Website and app data records
* * * * *

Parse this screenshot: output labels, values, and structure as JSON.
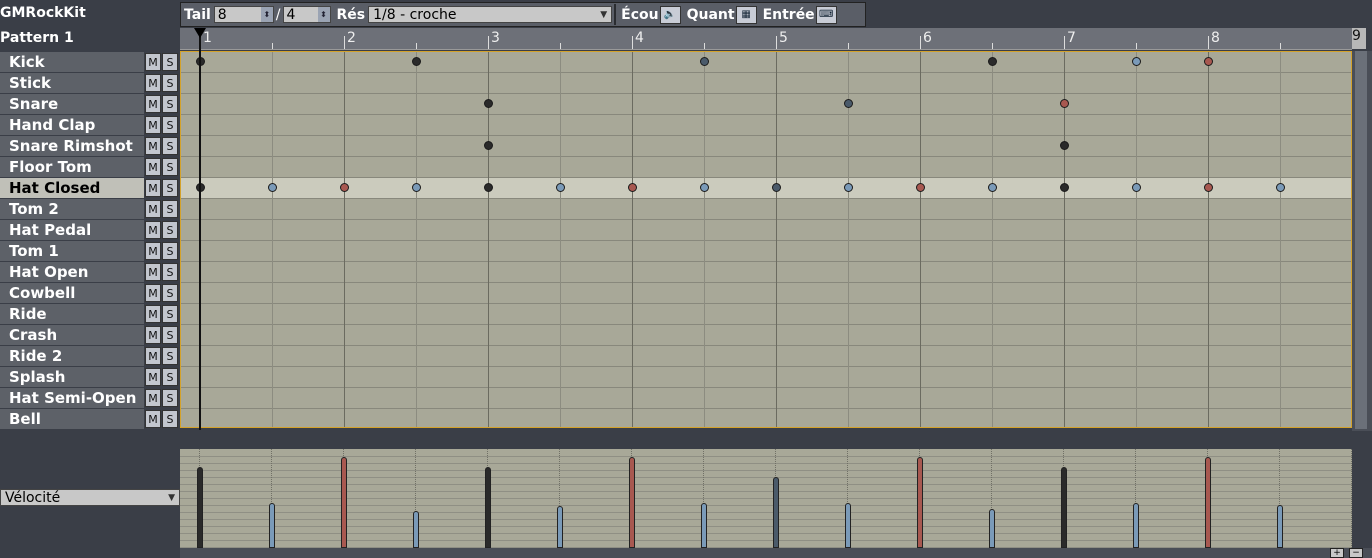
{
  "kit_name": "GMRockKit",
  "pattern_name": "Pattern 1",
  "toolbar": {
    "size_label": "Tail",
    "size_value": "8",
    "size_separator": "/",
    "size_denominator": "4",
    "resolution_label": "Rés",
    "resolution_value": "1/8 - croche",
    "listen_label": "Écou",
    "quantize_label": "Quant",
    "input_label": "Entrée"
  },
  "ruler": {
    "beats": [
      "1",
      "2",
      "3",
      "4",
      "5",
      "6",
      "7",
      "8"
    ],
    "end_label": "9"
  },
  "instruments": [
    {
      "name": "Kick"
    },
    {
      "name": "Stick"
    },
    {
      "name": "Snare"
    },
    {
      "name": "Hand Clap"
    },
    {
      "name": "Snare Rimshot"
    },
    {
      "name": "Floor Tom"
    },
    {
      "name": "Hat Closed",
      "selected": true
    },
    {
      "name": "Tom 2"
    },
    {
      "name": "Hat Pedal"
    },
    {
      "name": "Tom 1"
    },
    {
      "name": "Hat Open"
    },
    {
      "name": "Cowbell"
    },
    {
      "name": "Ride"
    },
    {
      "name": "Crash"
    },
    {
      "name": "Ride 2"
    },
    {
      "name": "Splash"
    },
    {
      "name": "Hat Semi-Open"
    },
    {
      "name": "Bell"
    }
  ],
  "mute_label": "M",
  "solo_label": "S",
  "note_colors": {
    "dark": "#2a2a2a",
    "blue": "#7a9ab8",
    "red": "#a85850",
    "slate": "#4a5a6a"
  },
  "notes": [
    {
      "row": 0,
      "beat": 1,
      "color": "dark"
    },
    {
      "row": 0,
      "beat": 2.5,
      "color": "dark"
    },
    {
      "row": 0,
      "beat": 4.5,
      "color": "slate"
    },
    {
      "row": 0,
      "beat": 6.5,
      "color": "dark"
    },
    {
      "row": 0,
      "beat": 7.5,
      "color": "blue"
    },
    {
      "row": 0,
      "beat": 8,
      "color": "red"
    },
    {
      "row": 2,
      "beat": 3,
      "color": "dark"
    },
    {
      "row": 2,
      "beat": 5.5,
      "color": "slate"
    },
    {
      "row": 2,
      "beat": 7,
      "color": "red"
    },
    {
      "row": 4,
      "beat": 3,
      "color": "dark"
    },
    {
      "row": 4,
      "beat": 7,
      "color": "dark"
    },
    {
      "row": 6,
      "beat": 1,
      "color": "dark"
    },
    {
      "row": 6,
      "beat": 1.5,
      "color": "blue"
    },
    {
      "row": 6,
      "beat": 2,
      "color": "red"
    },
    {
      "row": 6,
      "beat": 2.5,
      "color": "blue"
    },
    {
      "row": 6,
      "beat": 3,
      "color": "dark"
    },
    {
      "row": 6,
      "beat": 3.5,
      "color": "blue"
    },
    {
      "row": 6,
      "beat": 4,
      "color": "red"
    },
    {
      "row": 6,
      "beat": 4.5,
      "color": "blue"
    },
    {
      "row": 6,
      "beat": 5,
      "color": "slate"
    },
    {
      "row": 6,
      "beat": 5.5,
      "color": "blue"
    },
    {
      "row": 6,
      "beat": 6,
      "color": "red"
    },
    {
      "row": 6,
      "beat": 6.5,
      "color": "blue"
    },
    {
      "row": 6,
      "beat": 7,
      "color": "dark"
    },
    {
      "row": 6,
      "beat": 7.5,
      "color": "blue"
    },
    {
      "row": 6,
      "beat": 8,
      "color": "red"
    },
    {
      "row": 6,
      "beat": 8.5,
      "color": "blue"
    }
  ],
  "velocity_label": "Vélocité",
  "velocities": [
    {
      "beat": 1,
      "value": 0.82,
      "color": "dark"
    },
    {
      "beat": 1.5,
      "value": 0.45,
      "color": "blue"
    },
    {
      "beat": 2,
      "value": 0.92,
      "color": "red"
    },
    {
      "beat": 2.5,
      "value": 0.37,
      "color": "blue"
    },
    {
      "beat": 3,
      "value": 0.82,
      "color": "dark"
    },
    {
      "beat": 3.5,
      "value": 0.42,
      "color": "blue"
    },
    {
      "beat": 4,
      "value": 0.92,
      "color": "red"
    },
    {
      "beat": 4.5,
      "value": 0.45,
      "color": "blue"
    },
    {
      "beat": 5,
      "value": 0.72,
      "color": "slate"
    },
    {
      "beat": 5.5,
      "value": 0.45,
      "color": "blue"
    },
    {
      "beat": 6,
      "value": 0.92,
      "color": "red"
    },
    {
      "beat": 6.5,
      "value": 0.39,
      "color": "blue"
    },
    {
      "beat": 7,
      "value": 0.82,
      "color": "dark"
    },
    {
      "beat": 7.5,
      "value": 0.45,
      "color": "blue"
    },
    {
      "beat": 8,
      "value": 0.92,
      "color": "red"
    },
    {
      "beat": 8.5,
      "value": 0.43,
      "color": "blue"
    }
  ],
  "accent_color": "#d4a22a"
}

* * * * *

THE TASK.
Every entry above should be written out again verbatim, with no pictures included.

SOLUTION BELOW.
Parse this screenshot: output labels, values, and structure as JSON.
{
  "kit_name": "GMRockKit",
  "pattern_name": "Pattern 1",
  "toolbar": {
    "size_label": "Tail",
    "size_value": "8",
    "size_separator": "/",
    "size_denominator": "4",
    "resolution_label": "Rés",
    "resolution_value": "1/8 - croche",
    "listen_label": "Écou",
    "quantize_label": "Quant",
    "input_label": "Entrée"
  },
  "ruler": {
    "beats": [
      "1",
      "2",
      "3",
      "4",
      "5",
      "6",
      "7",
      "8"
    ],
    "end_label": "9"
  },
  "instruments": [
    {
      "name": "Kick"
    },
    {
      "name": "Stick"
    },
    {
      "name": "Snare"
    },
    {
      "name": "Hand Clap"
    },
    {
      "name": "Snare Rimshot"
    },
    {
      "name": "Floor Tom"
    },
    {
      "name": "Hat Closed",
      "selected": true
    },
    {
      "name": "Tom 2"
    },
    {
      "name": "Hat Pedal"
    },
    {
      "name": "Tom 1"
    },
    {
      "name": "Hat Open"
    },
    {
      "name": "Cowbell"
    },
    {
      "name": "Ride"
    },
    {
      "name": "Crash"
    },
    {
      "name": "Ride 2"
    },
    {
      "name": "Splash"
    },
    {
      "name": "Hat Semi-Open"
    },
    {
      "name": "Bell"
    }
  ],
  "mute_label": "M",
  "solo_label": "S",
  "note_colors": {
    "dark": "#2a2a2a",
    "blue": "#7a9ab8",
    "red": "#a85850",
    "slate": "#4a5a6a"
  },
  "notes": [
    {
      "row": 0,
      "beat": 1,
      "color": "dark"
    },
    {
      "row": 0,
      "beat": 2.5,
      "color": "dark"
    },
    {
      "row": 0,
      "beat": 4.5,
      "color": "slate"
    },
    {
      "row": 0,
      "beat": 6.5,
      "color": "dark"
    },
    {
      "row": 0,
      "beat": 7.5,
      "color": "blue"
    },
    {
      "row": 0,
      "beat": 8,
      "color": "red"
    },
    {
      "row": 2,
      "beat": 3,
      "color": "dark"
    },
    {
      "row": 2,
      "beat": 5.5,
      "color": "slate"
    },
    {
      "row": 2,
      "beat": 7,
      "color": "red"
    },
    {
      "row": 4,
      "beat": 3,
      "color": "dark"
    },
    {
      "row": 4,
      "beat": 7,
      "color": "dark"
    },
    {
      "row": 6,
      "beat": 1,
      "color": "dark"
    },
    {
      "row": 6,
      "beat": 1.5,
      "color": "blue"
    },
    {
      "row": 6,
      "beat": 2,
      "color": "red"
    },
    {
      "row": 6,
      "beat": 2.5,
      "color": "blue"
    },
    {
      "row": 6,
      "beat": 3,
      "color": "dark"
    },
    {
      "row": 6,
      "beat": 3.5,
      "color": "blue"
    },
    {
      "row": 6,
      "beat": 4,
      "color": "red"
    },
    {
      "row": 6,
      "beat": 4.5,
      "color": "blue"
    },
    {
      "row": 6,
      "beat": 5,
      "color": "slate"
    },
    {
      "row": 6,
      "beat": 5.5,
      "color": "blue"
    },
    {
      "row": 6,
      "beat": 6,
      "color": "red"
    },
    {
      "row": 6,
      "beat": 6.5,
      "color": "blue"
    },
    {
      "row": 6,
      "beat": 7,
      "color": "dark"
    },
    {
      "row": 6,
      "beat": 7.5,
      "color": "blue"
    },
    {
      "row": 6,
      "beat": 8,
      "color": "red"
    },
    {
      "row": 6,
      "beat": 8.5,
      "color": "blue"
    }
  ],
  "velocity_label": "Vélocité",
  "velocities": [
    {
      "beat": 1,
      "value": 0.82,
      "color": "dark"
    },
    {
      "beat": 1.5,
      "value": 0.45,
      "color": "blue"
    },
    {
      "beat": 2,
      "value": 0.92,
      "color": "red"
    },
    {
      "beat": 2.5,
      "value": 0.37,
      "color": "blue"
    },
    {
      "beat": 3,
      "value": 0.82,
      "color": "dark"
    },
    {
      "beat": 3.5,
      "value": 0.42,
      "color": "blue"
    },
    {
      "beat": 4,
      "value": 0.92,
      "color": "red"
    },
    {
      "beat": 4.5,
      "value": 0.45,
      "color": "blue"
    },
    {
      "beat": 5,
      "value": 0.72,
      "color": "slate"
    },
    {
      "beat": 5.5,
      "value": 0.45,
      "color": "blue"
    },
    {
      "beat": 6,
      "value": 0.92,
      "color": "red"
    },
    {
      "beat": 6.5,
      "value": 0.39,
      "color": "blue"
    },
    {
      "beat": 7,
      "value": 0.82,
      "color": "dark"
    },
    {
      "beat": 7.5,
      "value": 0.45,
      "color": "blue"
    },
    {
      "beat": 8,
      "value": 0.92,
      "color": "red"
    },
    {
      "beat": 8.5,
      "value": 0.43,
      "color": "blue"
    }
  ],
  "accent_color": "#d4a22a"
}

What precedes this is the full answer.